Gilbert + Tobin continues to lead the way in promoting gender equality in sport, hosting the Football Federation Australia (FFA) breakfast today with a galaxy of the Westfield Matilda stars, Olympian Anna Meares and senior figures from business and Government.
The breakfast was attended by the Westfield Matildas squad, FFA CEO David Gallop, head coach Alen Stajcic as well as FFA and Gilbert + Tobin guests. It is the second in a series of events hosted by Gilbert + Tobin to discuss the issue of achieving equality for women in sport. Last month the firm hosted a boardroom conversation on gender equality in sport with US gender expert Professor Michael Kimmel.

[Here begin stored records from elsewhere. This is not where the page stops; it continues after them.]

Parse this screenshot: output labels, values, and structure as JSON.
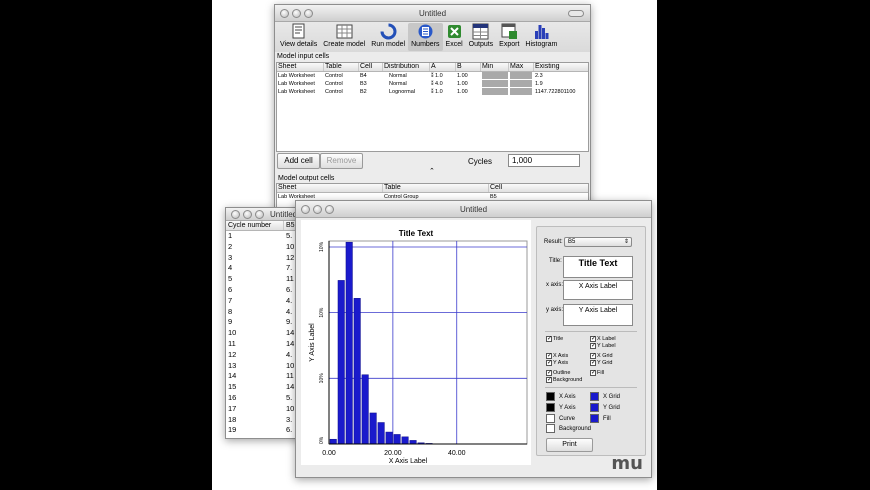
{
  "main_window": {
    "title": "Untitled",
    "toolbar": [
      {
        "id": "view-details",
        "label": "View details",
        "icon": "view-details-icon"
      },
      {
        "id": "create-model",
        "label": "Create model",
        "icon": "create-model-icon"
      },
      {
        "id": "run-model",
        "label": "Run model",
        "icon": "run-model-icon"
      },
      {
        "id": "numbers",
        "label": "Numbers",
        "icon": "numbers-icon",
        "selected": true
      },
      {
        "id": "excel",
        "label": "Excel",
        "icon": "excel-icon"
      },
      {
        "id": "outputs",
        "label": "Outputs",
        "icon": "outputs-icon"
      },
      {
        "id": "export",
        "label": "Export",
        "icon": "export-icon"
      },
      {
        "id": "histogram",
        "label": "Histogram",
        "icon": "histogram-icon"
      }
    ],
    "input_section_label": "Model input cells",
    "input_columns": [
      "Sheet",
      "Table",
      "Cell",
      "Distribution",
      "A",
      "B",
      "Min",
      "Max",
      "Existing"
    ],
    "input_rows": [
      {
        "sheet": "Lab Worksheet",
        "table": "Control",
        "cell": "B4",
        "distribution": "Normal",
        "a": "1.0",
        "b": "1.00",
        "existing": "2.3"
      },
      {
        "sheet": "Lab Worksheet",
        "table": "Control",
        "cell": "B3",
        "distribution": "Normal",
        "a": "4.0",
        "b": "1.00",
        "existing": "1.9"
      },
      {
        "sheet": "Lab Worksheet",
        "table": "Control",
        "cell": "B2",
        "distribution": "Lognormal",
        "a": "1.0",
        "b": "1.00",
        "existing": "1147.722801100"
      }
    ],
    "add_cell_label": "Add cell",
    "remove_label": "Remove",
    "cycles_label": "Cycles",
    "cycles_value": "1,000",
    "output_section_label": "Model output cells",
    "output_columns": [
      "Sheet",
      "Table",
      "Cell"
    ],
    "output_rows": [
      {
        "sheet": "Lab Worksheet",
        "table": "Control Group",
        "cell": "B5"
      }
    ]
  },
  "cycle_window": {
    "title": "Untitled",
    "columns": [
      "Cycle number",
      "B5"
    ],
    "rows": [
      {
        "n": "1",
        "v": "5."
      },
      {
        "n": "2",
        "v": "10"
      },
      {
        "n": "3",
        "v": "12"
      },
      {
        "n": "4",
        "v": "7."
      },
      {
        "n": "5",
        "v": "11"
      },
      {
        "n": "6",
        "v": "6."
      },
      {
        "n": "7",
        "v": "4."
      },
      {
        "n": "8",
        "v": "4."
      },
      {
        "n": "9",
        "v": "9."
      },
      {
        "n": "10",
        "v": "14"
      },
      {
        "n": "11",
        "v": "14"
      },
      {
        "n": "12",
        "v": "4."
      },
      {
        "n": "13",
        "v": "10"
      },
      {
        "n": "14",
        "v": "11"
      },
      {
        "n": "15",
        "v": "14"
      },
      {
        "n": "16",
        "v": "5."
      },
      {
        "n": "17",
        "v": "10"
      },
      {
        "n": "18",
        "v": "3."
      },
      {
        "n": "19",
        "v": "6."
      }
    ]
  },
  "histogram_window": {
    "title": "Untitled",
    "result_label": "Result:",
    "result_value": "B5",
    "title_field_label": "Title:",
    "title_field_value": "Title Text",
    "xaxis_field_label": "x axis:",
    "xaxis_field_value": "X Axis Label",
    "yaxis_field_label": "y axis:",
    "yaxis_field_value": "Y Axis Label",
    "checkboxes": [
      {
        "label": "Title",
        "checked": true
      },
      {
        "label": "X Label",
        "checked": true
      },
      {
        "label": "Y Label",
        "checked": true
      },
      {
        "label": "X Axis",
        "checked": true
      },
      {
        "label": "X Grid",
        "checked": true
      },
      {
        "label": "Y Axis",
        "checked": true
      },
      {
        "label": "Y Grid",
        "checked": true
      },
      {
        "label": "Outline",
        "checked": true
      },
      {
        "label": "Fill",
        "checked": true
      },
      {
        "label": "Background",
        "checked": true
      }
    ],
    "colors": [
      {
        "label": "X Axis",
        "color": "#000000"
      },
      {
        "label": "X Grid",
        "color": "#1a1acc"
      },
      {
        "label": "Y Axis",
        "color": "#000000"
      },
      {
        "label": "Y Grid",
        "color": "#1a1acc"
      },
      {
        "label": "Curve",
        "color": "#ffffff"
      },
      {
        "label": "Fill",
        "color": "#1a1acc"
      },
      {
        "label": "Background",
        "color": "#ffffff"
      }
    ],
    "print_label": "Print",
    "logo_text": "mu"
  },
  "chart_data": {
    "type": "bar",
    "title": "Title Text",
    "xlabel": "X Axis Label",
    "ylabel": "Y Axis Label",
    "x_ticks": [
      "0.00",
      "20.00",
      "40.00"
    ],
    "y_ticks": [
      "0%",
      "10%",
      "10%",
      "10%"
    ],
    "xlim": [
      0,
      62
    ],
    "ylim": [
      0,
      17
    ],
    "bin_width": 2.5,
    "bins_start": 0,
    "values": [
      0.4,
      13.7,
      16.9,
      12.2,
      5.8,
      2.6,
      1.8,
      1.0,
      0.8,
      0.6,
      0.3,
      0.1,
      0.05
    ],
    "grid": true,
    "bar_color": "#1a1acc"
  }
}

ABC 730’s Leigh Sales led the event with The Matildas panel, made up of Stephanie Catley, Elise Kellond-Knight and Lisa De Vannaand, highlighting the success of the Matildas (including their upcoming sell-out game against Brazil) and how they are transitioning from a “women’s football” team to a mainstream sporting powerhouse.
The second panel discussion featured the NSW Minister for Sport Hon Stuart Ayres MP, FFA Head of Women’s Football Emma Highwood and Telstra HR Director, Alison Hancock.
Six-time Olympic medallist Anna Meares opened the event, captivating the audience with her incredible journey to represent Australia at the Olympics and inspirational comeback after serious injury. She also recognised the Matildas for their achievements and the positive effect this is having on both women’s sport and Australian football.
“The Matilda’s are among our most successful national teams. I look forward to the day that we don’t have to talk about ‘women’s sport’ as separate to just sport but until then, we need to have diversity initiatives in place to achieve equality in the sporting arena,” said Meares.
Gilbert + Tobin Partner, former Matildas vice-captain and FFA Board Director, Moya Dodd, was honoured for her extensive contribution to women’s football. Moya called on the audience, both within and outside of the sporting context, to look at their role in promoting gender equality in their daily lives.
“The greatest injustice in sporting history has been the exclusion of women from the biggest game in the world," said Dodd, referring to historical bans against women playing football, and urging all organisations connected with sport to re-examine the gender split of their resourcing.
"If you're not part of the solution, then you're part of the problem," she added.
"It's up to us all to be on the right side of history.”